This week I’d like to uncover a hidden gem for all Asian Living readers. It is a natural occurrence which is not 100% understood by scientists, but honestly, is science the only way to understand our world? Reality slaps us in the face at times when science has no explanation. And that is why I hope we can all keep our minds open for my latest post about Bama.
Southern Guangxi province has a secret…. For hundreds of years the sleepy county of Bama never thought much of living past 100 years old. At present there are over 70 people living into the triple-digits, post-golden years. (Platinum years, perhaps?) With a population of 250,000, you’ll stumble across one for every 3,500 or so people. But this small agricultural region of centenarians is using this natural phenomenon as a way to boost tourism and market all kinds of products; from botteled water to snake-fermented liquor.
The region, which borders Vietnam to the south, is now steadily filling with tourists looking to get a piece of the magic from the Bama Longevity Cluster. It is understood in Chinese culture that leading a healthy life includes experience with Chi Ku [吃苦], literally “eating bitterness.” These way-past-retired locals are not just sitting around all day; they keep moving and live pretty active lifestyles. In order to do some Chi Ku activities, the local farms of centenarians will let you do back-breaking harvesting work for them! Tourists can be found digging up gourds and cutting down leafy greens for lunch and dinner. (Quite a sight when you know they have come for a holiday!) Some of the mystical properties of the region are said to come from “life-prolonging soil”and “longevity” spas, although genetics is said the be the main factor in distinguishing whether or not a person will live to 100.
A 2008 write-up on Bama can be found in the Wall Street Journal here. If you are planning a China-Vietnam trip, it’s worth a quick visit to Bama after a few days in beautiful Yangshuo (Guilin).

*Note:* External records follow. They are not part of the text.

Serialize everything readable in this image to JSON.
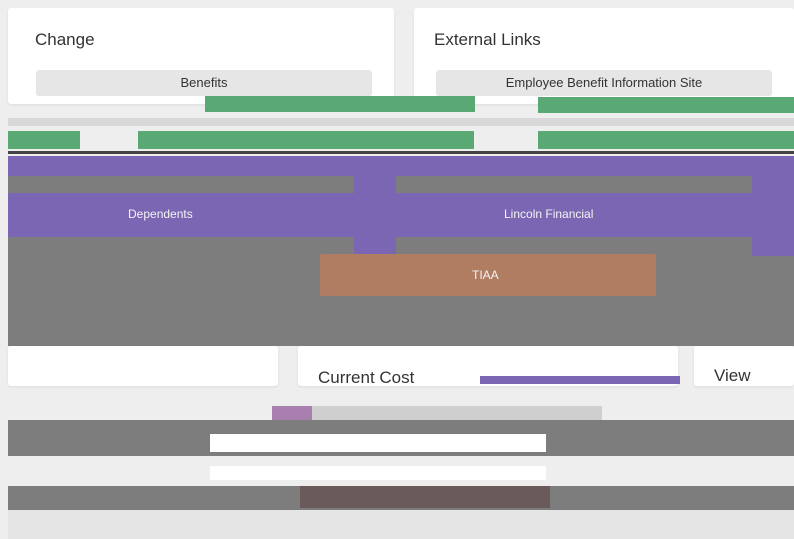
{
  "change_card": {
    "title": "Change",
    "benefits_button": "Benefits"
  },
  "external_links_card": {
    "title": "External Links",
    "employee_benefit_site_button": "Employee Benefit Information Site"
  },
  "overlay_buttons": {
    "dependents": "Dependents",
    "lincoln_financial": "Lincoln Financial",
    "tiaa": "TIAA"
  },
  "bottom_cards": {
    "current_cost_title": "Current Cost",
    "view_title": "View"
  },
  "colors": {
    "green": "#5aa974",
    "purple": "#7b66b3",
    "gray_band": "#7d7d7d",
    "tiaa_orange": "#b07d62"
  }
}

What first comes to mind when you think of China…? The Great Wall, The Yangtze River, and perhaps super-modern megacities which have only recently hit the world stage. One image that probably doesn’t come to mind, or at least right away, includes beautiful beaches, palm trees, and baby-blue water. Welcome to Sanya, the Hawaii of China!
After working in busy cities and taxiing around countless industrial zones, there is nothing more enjoyable than taking a week to enjoy this little-known, very affordable Chinese getaway. Hainan is an island province in southern China, which is historically referred to as the Tail of the Dragon and the Gateway to Hell. But don’t let the old nicknames fool you, the prosperity of Eastern Chinese cities has started hitting the shores of this little province.

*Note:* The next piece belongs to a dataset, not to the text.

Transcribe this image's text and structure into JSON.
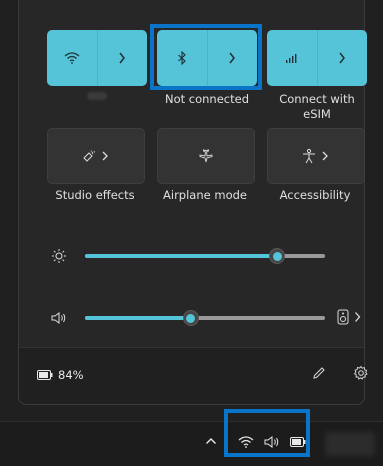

At 100-600rmb per night, depending on your taste, Sanya’s Da Dong Hai [三亚, 大东海] is a inexpensive locale with great beaches. And don’t be surprised if local vendors greet you in Russian; Sanya welcomed 331,000 visitors in the first quarter of 2010 alone! That’s quite amazing considering about 40,000 came in the entire year of 2005. Although Russian language won’t be required, speaking Mandarin will carry you a looong way.
My advice: Come now! With the busy summer season coming to a close, this is definitely the time to enjoy empty beaches, tropical dishes, and romantic sunsets. Explore this tiny enclave of Chinese beach culture before the big crowds come back in the winter.
If you are American, have you ever bought medicine in Canada because it was cheaper than back home? During the housing crash, which kicked off the great recession of 2008-2009, did you buy property at bargain basement prices? The goal in these scenarios is to take advantage of disparities between markets (in different geographical locations), which is the meaning of arbitrage. This strategy is used in financial markets everyday and can be expanded into more aspects of our lives.
Companies have been taking advantage of lower labor costs in developing countries for many years and it is becoming more common for individuals to do it too. Health and Medical Tourism is a booming industry, growing particularly fast in India. According to a report from McKinsey and Co, medical tourism in India will grow to USD 2 billion by 2012. [*] And in 2007, over 750,000 Americans spent $2.1 billion on cheaper medical treatments overseas. Medical travel is estimated to be growing at an annual rate of 20%-25%. By 2017, close to 23 million Americans will travel overseas for medical treatment. [*]
Although medical tourism is becoming more and more common, its not the only way to take advantage of price differentials around the world. Increasingly, you can improve your life by getting other people to do tasks that are not worth your time. Some great reading on how to do this can be found in Tim Ferris‘ Four Hour Work Week and A.J. Jacob’sMy Life as an Experiment, in which the authors organize clever ways to outsource as many parts of their lives as possible, including “…e-mails, phone calls, shopping, arguments with [his] wife and reading bedtime stories to [his]son.”
How do you shovel tasks off your plate in order to free up time?